The "talking heads" often focus on different things that we've found to be somewhat irrelevant. Recent record (often "last 10 games") doesn't seem to be important; it might seem so because better teams are likely to do well in their last 10 games (simply because they're better!), but among two teams with near-equal rankings, the one with the better last-10 record is not significantly more likely to do well in the NCAA tournament. [Consider the last time Tech went to the Final Four, in 2004: the part of their record that looked strongest was early in the season (they even beat eventual-champion Connecticut by double figures at a neutral court), not late.]

But the biggest talking-head point that the numbers don't bear out is the effect of close games on win/loss record. We all probably hear over and over how some team "just knows how to win tight games" (or how another "hasn't learned how to win tight games yet"), but the numbers show that reality is different: close games are mostly determined by luck. So a team that has lost a lot of close games (especially close road games) will probably perform better in the NCAA tournament than its win/loss record would suggest, and a team with a lot of close wins (especially at home) will probably perform worse.

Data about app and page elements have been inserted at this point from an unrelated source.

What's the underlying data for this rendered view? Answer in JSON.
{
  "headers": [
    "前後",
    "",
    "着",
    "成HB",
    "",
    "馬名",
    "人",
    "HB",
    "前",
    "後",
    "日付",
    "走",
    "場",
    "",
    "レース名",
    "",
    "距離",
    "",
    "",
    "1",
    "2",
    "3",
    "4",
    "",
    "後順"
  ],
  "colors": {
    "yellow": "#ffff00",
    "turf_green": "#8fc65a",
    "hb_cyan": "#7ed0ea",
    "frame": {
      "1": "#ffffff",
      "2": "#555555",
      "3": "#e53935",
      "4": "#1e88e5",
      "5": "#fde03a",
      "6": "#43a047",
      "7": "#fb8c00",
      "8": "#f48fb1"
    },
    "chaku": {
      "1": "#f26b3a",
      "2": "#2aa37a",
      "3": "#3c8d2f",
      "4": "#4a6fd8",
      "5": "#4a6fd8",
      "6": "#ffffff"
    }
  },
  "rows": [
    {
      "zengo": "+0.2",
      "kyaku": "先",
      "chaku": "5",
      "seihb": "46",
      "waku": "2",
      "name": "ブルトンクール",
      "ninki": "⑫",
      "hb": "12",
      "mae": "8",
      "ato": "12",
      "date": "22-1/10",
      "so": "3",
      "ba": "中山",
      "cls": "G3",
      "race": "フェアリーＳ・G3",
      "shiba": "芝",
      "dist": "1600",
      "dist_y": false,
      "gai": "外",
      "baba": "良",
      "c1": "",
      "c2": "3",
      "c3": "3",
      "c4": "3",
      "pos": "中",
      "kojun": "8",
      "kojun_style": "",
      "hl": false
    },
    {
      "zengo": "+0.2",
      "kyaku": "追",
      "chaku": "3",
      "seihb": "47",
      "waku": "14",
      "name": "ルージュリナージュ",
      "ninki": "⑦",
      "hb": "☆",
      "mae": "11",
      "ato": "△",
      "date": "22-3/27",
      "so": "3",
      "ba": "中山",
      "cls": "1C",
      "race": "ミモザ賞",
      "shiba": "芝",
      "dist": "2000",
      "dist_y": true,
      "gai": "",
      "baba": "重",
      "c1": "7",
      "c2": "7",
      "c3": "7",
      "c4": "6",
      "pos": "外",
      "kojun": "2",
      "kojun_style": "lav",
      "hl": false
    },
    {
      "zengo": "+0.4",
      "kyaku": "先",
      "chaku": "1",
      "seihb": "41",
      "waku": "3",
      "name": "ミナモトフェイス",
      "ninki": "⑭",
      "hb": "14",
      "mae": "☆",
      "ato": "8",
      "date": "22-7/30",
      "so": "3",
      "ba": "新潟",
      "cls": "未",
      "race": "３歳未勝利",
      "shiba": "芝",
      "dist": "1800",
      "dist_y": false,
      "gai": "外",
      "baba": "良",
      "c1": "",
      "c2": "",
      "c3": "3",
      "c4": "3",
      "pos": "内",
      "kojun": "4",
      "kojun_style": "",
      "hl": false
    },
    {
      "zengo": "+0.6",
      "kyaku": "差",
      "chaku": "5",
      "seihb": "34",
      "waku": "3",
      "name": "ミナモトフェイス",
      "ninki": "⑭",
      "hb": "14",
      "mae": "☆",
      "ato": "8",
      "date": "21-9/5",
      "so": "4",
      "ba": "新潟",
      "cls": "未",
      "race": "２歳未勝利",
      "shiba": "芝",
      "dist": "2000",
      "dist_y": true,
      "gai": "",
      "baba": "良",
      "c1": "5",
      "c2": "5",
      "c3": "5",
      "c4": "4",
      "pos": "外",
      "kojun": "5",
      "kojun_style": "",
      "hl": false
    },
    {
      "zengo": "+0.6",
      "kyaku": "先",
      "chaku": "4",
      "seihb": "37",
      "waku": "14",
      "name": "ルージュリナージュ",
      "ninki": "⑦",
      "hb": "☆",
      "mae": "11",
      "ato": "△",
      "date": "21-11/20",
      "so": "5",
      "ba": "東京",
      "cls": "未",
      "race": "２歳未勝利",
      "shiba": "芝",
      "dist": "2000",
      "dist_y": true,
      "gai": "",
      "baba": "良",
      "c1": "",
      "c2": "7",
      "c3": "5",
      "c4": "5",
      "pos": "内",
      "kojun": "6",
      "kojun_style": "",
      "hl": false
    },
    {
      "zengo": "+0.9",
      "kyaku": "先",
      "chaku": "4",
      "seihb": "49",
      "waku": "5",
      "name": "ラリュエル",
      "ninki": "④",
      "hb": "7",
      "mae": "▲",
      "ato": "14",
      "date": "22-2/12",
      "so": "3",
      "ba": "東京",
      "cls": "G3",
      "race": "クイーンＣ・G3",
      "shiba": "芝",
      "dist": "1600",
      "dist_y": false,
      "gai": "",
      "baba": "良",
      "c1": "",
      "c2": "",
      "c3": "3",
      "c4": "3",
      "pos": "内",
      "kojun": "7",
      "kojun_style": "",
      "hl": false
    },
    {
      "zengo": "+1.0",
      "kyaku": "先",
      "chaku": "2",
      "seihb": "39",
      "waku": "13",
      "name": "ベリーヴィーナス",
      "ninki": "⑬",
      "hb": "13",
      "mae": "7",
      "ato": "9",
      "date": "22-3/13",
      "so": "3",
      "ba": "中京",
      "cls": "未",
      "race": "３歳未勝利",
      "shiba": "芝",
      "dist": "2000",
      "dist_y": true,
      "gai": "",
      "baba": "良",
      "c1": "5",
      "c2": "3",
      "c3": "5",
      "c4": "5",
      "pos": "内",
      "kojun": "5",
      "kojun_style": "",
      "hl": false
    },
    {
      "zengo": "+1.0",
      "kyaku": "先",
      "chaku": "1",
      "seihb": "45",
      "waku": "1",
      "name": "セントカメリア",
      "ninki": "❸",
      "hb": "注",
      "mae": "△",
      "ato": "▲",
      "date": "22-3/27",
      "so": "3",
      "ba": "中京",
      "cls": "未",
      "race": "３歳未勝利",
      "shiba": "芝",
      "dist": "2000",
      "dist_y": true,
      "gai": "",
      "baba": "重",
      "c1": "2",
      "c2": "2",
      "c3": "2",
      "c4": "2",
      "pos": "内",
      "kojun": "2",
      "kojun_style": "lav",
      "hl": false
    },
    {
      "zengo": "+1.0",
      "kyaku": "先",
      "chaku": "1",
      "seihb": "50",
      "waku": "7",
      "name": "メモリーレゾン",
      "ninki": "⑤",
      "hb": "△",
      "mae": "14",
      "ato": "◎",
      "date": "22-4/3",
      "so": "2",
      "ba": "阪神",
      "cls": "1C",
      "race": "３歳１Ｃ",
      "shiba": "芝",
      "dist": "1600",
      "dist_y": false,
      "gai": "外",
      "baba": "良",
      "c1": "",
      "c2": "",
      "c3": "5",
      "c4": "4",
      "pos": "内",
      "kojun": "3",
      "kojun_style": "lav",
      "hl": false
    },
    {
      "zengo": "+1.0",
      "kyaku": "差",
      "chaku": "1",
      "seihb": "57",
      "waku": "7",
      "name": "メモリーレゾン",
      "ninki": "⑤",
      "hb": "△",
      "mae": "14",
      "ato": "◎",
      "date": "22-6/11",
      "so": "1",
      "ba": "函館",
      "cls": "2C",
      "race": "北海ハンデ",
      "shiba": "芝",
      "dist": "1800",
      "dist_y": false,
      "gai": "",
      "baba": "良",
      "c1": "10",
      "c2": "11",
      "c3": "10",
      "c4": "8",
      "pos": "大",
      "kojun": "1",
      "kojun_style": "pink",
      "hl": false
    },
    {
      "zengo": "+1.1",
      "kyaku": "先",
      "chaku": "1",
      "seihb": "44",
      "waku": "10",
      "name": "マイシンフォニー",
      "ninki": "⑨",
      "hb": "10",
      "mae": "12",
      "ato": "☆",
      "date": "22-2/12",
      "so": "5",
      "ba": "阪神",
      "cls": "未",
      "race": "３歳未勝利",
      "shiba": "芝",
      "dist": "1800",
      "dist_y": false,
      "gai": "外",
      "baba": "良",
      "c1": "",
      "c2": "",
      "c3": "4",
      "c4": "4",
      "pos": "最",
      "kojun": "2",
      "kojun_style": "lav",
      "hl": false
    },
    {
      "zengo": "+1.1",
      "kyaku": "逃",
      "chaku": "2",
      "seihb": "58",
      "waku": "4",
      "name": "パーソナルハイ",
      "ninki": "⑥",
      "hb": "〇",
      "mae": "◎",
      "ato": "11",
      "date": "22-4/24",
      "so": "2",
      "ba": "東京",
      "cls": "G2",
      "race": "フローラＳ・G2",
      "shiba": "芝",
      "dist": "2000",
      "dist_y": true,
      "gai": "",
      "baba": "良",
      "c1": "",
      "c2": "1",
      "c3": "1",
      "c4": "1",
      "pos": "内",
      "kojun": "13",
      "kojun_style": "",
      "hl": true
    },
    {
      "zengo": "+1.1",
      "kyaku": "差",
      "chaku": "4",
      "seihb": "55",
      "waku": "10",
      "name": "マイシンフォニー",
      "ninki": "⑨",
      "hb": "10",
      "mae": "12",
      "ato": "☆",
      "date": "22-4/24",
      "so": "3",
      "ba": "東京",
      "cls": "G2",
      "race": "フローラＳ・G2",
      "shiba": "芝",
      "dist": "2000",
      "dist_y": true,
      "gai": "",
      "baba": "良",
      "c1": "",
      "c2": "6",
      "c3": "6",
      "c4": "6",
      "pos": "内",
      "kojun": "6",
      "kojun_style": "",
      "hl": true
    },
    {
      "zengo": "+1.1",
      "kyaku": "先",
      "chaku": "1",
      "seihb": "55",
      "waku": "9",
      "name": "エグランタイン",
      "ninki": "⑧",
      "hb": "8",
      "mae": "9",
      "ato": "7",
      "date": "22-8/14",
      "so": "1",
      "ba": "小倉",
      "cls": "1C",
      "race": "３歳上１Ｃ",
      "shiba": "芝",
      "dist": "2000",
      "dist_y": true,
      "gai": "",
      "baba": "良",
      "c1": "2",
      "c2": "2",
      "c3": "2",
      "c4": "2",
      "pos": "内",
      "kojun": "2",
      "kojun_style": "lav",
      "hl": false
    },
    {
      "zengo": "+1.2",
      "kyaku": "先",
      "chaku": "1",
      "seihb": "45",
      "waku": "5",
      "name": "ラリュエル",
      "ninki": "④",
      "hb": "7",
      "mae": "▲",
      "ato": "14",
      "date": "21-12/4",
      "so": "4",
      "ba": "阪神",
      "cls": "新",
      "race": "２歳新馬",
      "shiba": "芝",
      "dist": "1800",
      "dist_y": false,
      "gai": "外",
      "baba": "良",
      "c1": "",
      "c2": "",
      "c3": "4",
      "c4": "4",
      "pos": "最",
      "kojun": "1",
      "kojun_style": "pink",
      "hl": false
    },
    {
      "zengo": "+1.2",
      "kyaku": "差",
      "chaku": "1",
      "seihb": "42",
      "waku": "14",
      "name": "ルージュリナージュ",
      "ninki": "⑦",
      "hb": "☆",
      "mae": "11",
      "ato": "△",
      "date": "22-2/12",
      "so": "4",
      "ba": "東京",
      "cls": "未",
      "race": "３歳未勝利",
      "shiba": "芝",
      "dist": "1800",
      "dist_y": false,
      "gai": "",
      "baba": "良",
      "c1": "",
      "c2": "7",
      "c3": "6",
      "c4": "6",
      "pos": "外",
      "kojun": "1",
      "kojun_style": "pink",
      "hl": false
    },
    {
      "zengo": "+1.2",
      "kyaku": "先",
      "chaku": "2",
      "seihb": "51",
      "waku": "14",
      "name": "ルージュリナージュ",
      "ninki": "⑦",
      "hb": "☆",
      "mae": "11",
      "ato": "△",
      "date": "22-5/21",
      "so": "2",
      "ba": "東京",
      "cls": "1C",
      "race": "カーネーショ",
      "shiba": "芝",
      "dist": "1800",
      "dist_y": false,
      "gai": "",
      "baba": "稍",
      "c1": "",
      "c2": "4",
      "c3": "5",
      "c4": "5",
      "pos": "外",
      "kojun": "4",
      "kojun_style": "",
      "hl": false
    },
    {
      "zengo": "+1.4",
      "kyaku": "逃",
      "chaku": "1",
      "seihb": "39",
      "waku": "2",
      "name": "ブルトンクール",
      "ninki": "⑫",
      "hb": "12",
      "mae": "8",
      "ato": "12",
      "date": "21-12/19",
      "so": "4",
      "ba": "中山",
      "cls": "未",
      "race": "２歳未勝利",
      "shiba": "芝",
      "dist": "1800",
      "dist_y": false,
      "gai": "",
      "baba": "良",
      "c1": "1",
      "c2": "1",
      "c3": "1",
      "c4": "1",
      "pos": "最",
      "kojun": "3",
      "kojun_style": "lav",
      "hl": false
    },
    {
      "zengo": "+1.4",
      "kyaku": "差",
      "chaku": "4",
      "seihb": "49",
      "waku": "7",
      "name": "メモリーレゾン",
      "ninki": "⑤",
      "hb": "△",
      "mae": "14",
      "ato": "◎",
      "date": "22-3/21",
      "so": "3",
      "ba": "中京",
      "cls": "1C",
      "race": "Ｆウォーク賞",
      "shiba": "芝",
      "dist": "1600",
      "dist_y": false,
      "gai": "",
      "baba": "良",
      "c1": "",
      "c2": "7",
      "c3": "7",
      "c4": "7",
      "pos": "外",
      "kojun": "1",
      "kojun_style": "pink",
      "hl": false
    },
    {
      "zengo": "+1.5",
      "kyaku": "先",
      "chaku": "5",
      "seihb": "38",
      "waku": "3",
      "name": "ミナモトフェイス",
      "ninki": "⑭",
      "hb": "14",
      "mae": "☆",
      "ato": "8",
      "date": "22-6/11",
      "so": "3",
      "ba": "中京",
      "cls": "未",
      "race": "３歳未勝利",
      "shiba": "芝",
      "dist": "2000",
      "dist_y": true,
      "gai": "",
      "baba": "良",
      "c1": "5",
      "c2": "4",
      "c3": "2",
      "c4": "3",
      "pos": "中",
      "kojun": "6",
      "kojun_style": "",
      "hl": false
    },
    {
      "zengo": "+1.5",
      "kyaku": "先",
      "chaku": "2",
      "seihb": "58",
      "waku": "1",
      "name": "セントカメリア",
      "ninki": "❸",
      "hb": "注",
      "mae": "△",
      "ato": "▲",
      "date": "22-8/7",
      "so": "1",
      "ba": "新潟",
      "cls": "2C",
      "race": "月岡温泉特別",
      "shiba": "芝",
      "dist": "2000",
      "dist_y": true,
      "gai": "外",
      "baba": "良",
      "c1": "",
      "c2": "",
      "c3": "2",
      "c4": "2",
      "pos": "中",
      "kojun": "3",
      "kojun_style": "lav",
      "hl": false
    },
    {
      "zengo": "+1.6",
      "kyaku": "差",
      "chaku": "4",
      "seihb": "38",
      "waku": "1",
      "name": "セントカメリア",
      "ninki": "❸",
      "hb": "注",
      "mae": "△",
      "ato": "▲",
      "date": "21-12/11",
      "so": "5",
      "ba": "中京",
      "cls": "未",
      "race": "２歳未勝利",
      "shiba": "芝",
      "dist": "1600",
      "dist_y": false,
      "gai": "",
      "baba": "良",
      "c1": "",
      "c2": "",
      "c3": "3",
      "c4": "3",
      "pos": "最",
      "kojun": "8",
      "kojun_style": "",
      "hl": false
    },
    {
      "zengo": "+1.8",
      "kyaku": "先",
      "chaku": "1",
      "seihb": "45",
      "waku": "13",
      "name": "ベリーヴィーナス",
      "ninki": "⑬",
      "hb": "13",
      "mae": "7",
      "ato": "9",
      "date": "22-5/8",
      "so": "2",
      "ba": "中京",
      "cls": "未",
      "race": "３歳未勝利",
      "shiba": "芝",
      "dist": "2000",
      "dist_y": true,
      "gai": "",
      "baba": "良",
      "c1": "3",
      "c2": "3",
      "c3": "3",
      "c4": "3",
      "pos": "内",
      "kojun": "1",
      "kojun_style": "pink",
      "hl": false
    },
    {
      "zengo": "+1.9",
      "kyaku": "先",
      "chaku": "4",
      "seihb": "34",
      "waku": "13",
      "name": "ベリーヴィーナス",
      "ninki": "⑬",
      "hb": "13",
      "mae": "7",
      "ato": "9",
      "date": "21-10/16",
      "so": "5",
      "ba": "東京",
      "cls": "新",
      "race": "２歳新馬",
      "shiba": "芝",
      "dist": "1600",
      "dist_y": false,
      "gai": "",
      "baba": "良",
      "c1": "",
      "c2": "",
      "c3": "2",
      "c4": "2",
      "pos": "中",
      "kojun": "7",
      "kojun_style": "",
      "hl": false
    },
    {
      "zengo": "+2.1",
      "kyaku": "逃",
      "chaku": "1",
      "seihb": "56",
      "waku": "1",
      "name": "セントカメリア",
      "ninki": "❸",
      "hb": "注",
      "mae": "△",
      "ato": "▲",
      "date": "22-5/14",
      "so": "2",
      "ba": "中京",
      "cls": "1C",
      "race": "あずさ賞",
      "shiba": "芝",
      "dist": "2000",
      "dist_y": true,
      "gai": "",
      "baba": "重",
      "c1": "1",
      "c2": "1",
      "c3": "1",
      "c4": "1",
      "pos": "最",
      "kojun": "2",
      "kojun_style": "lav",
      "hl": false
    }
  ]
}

In fact, the reason we developed LRMC is related to this. Back around 2002 or so, Tech lost a holiday tournament game to Tennessee on a buzzer-beater half-court shot. At the end of the season, Tech went to the NIT with no "NCAA bubble team" discussion... but several of the prognosticators said Tech would've been a bubble team (not necessarily in the NCAA tournament, but at least in the conversation) if they had managed to win just one more game.

So basically, those people were saying that if Tennessee's half-court shot had missed, they would've thought Tech was an NCAA-caliber team... but because the half-court shot went in, somehow Tech was only good enough for the NIT.

That didn't seem to make sense to us -- our mathematical/basketball gut feeling was that winning a game by 1 or losing by 2 depending on the outcome of a last-second shot probably didn't make much difference; the real "story" of both games is that the two teams were essentially evenly-matched that day. And when we started looking at the data, it turned out we were right... and we were on our way to developing LRMC.

Note: Dr. Sokol will be at the Lindbergh Taco Mac in person to discuss his system and its methodologies on Saturday, February 13th at 7:15 pm right before the Wake Forest basketball game. This could be an excellent opportunity for you to learn more about the LRMC system on a deeper level.